The new Apple Pencil-friendly version of Pages for iPad also has a couple of other big new features. One of these is iBook creation, which we’ll look at in another post. Today we’re going to see how to add an Image Gallery to a regular Pages document. This is handy if you need to include lots of pictures into a document, but don’t want to use pages and pages to do so.
You could, for instance, include galleries of vacation photos in a newsletter for family and friends, with images stacked into daily galleries, or organized by event. Or you could pile a bunch of diagrams into one Image Gallery, allowing you to include a lot more information without cluttering the document. Better still, you can export your Pages document as an eBook, and the galleries become fully interactive.
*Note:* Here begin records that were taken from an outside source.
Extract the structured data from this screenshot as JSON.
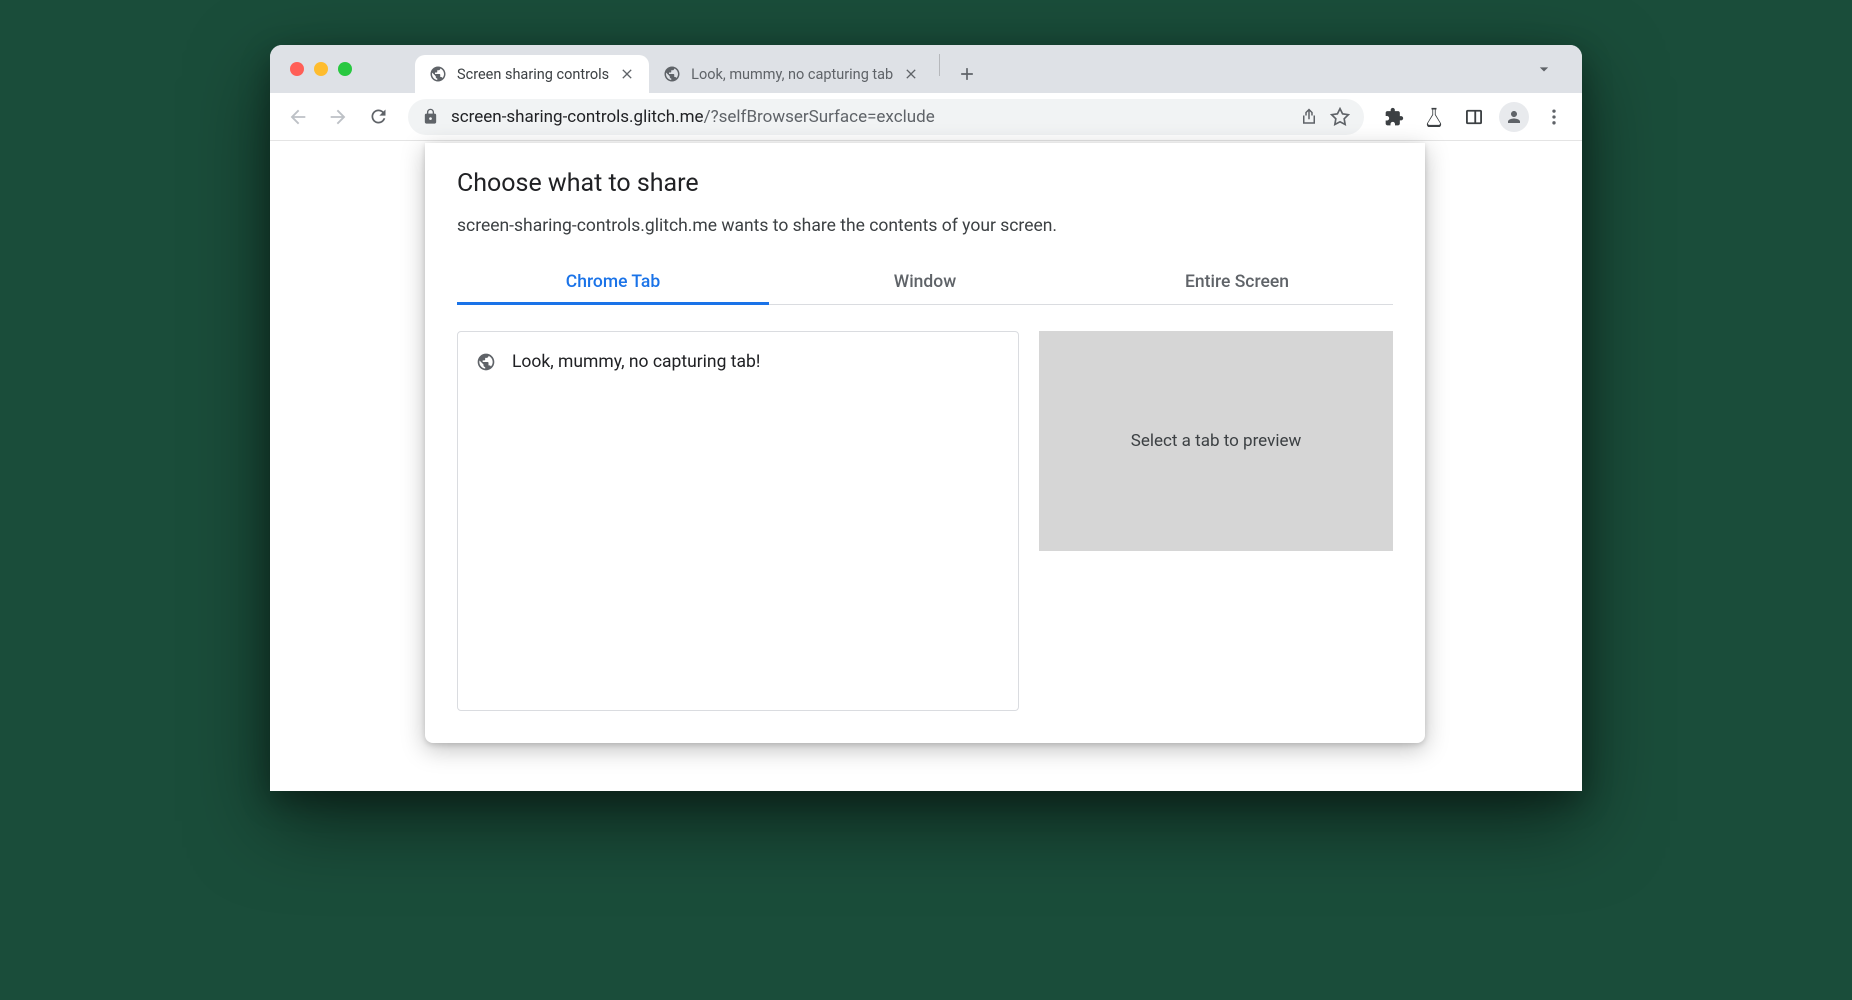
{
  "browser": {
    "tabs": [
      {
        "title": "Screen sharing controls",
        "active": true
      },
      {
        "title": "Look, mummy, no capturing tab",
        "active": false
      }
    ],
    "url": {
      "domain": "screen-sharing-controls.glitch.me",
      "path": "/?selfBrowserSurface=exclude"
    }
  },
  "dialog": {
    "title": "Choose what to share",
    "subtitle": "screen-sharing-controls.glitch.me wants to share the contents of your screen.",
    "tabs": [
      {
        "label": "Chrome Tab",
        "active": true
      },
      {
        "label": "Window",
        "active": false
      },
      {
        "label": "Entire Screen",
        "active": false
      }
    ],
    "tabList": [
      {
        "title": "Look, mummy, no capturing tab!"
      }
    ],
    "previewPlaceholder": "Select a tab to preview"
  }
}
In Pages 4.0 for iPad, you can use Apple Pencil for more than just tapping stuff. Now you can use two great new iOS-only features in Apple’s word processing software. Smart Annotations lets you mark up text just like a teacher would — scoring red lines through words, running a highlighter over a sentence, etc. And a new drawing mode means you can easily add a sketch to a page just by tapping it with the pencil.
The drawing feature is neat, and brings Pages into line with Apple’s Notes app. But Smart Annotations will be a game-changer for many people, because it replicates something many folks still prefer to do on paper. Here’s how to take advantage of the new Pages features.
Apple is ready to unleash a wave of new software for teachers going into the 2018 school year.
At its big “field trip” education event in Chicago today, Apple unveiled a series of new apps and APIs that will make it easier for students and teachers to embrace the iPad. From the redesigned iWork iOS apps to the new ClassKit framework, Apple’s got something new for students, teachers and developers.
You already know that you can add a signature to your outgoing emails in the Mail app on iOS and macOS, but did you know that you can make that signature fancy? And I mean, really fancy. You don’t just have to put your email address or phone number in there in regular text. You can add any kind of text you like, complete with colors and cool fonts. You can even add an image.
Today, almost everyone carries a smartphone, and that’s where we keep our contacts lists. And yet we still exchange business cards. Why? They’re easy to use, they don’t require you to mess withAirDrop, or any other convoluted way to share, and — perhaps most important — they’re customary. We’re used to handing over our details on card. So today we’re going to see how to make and print a business card in Pages, for Mac or iOS. The good news is, it’s super easy. The bad news? Think of the trees.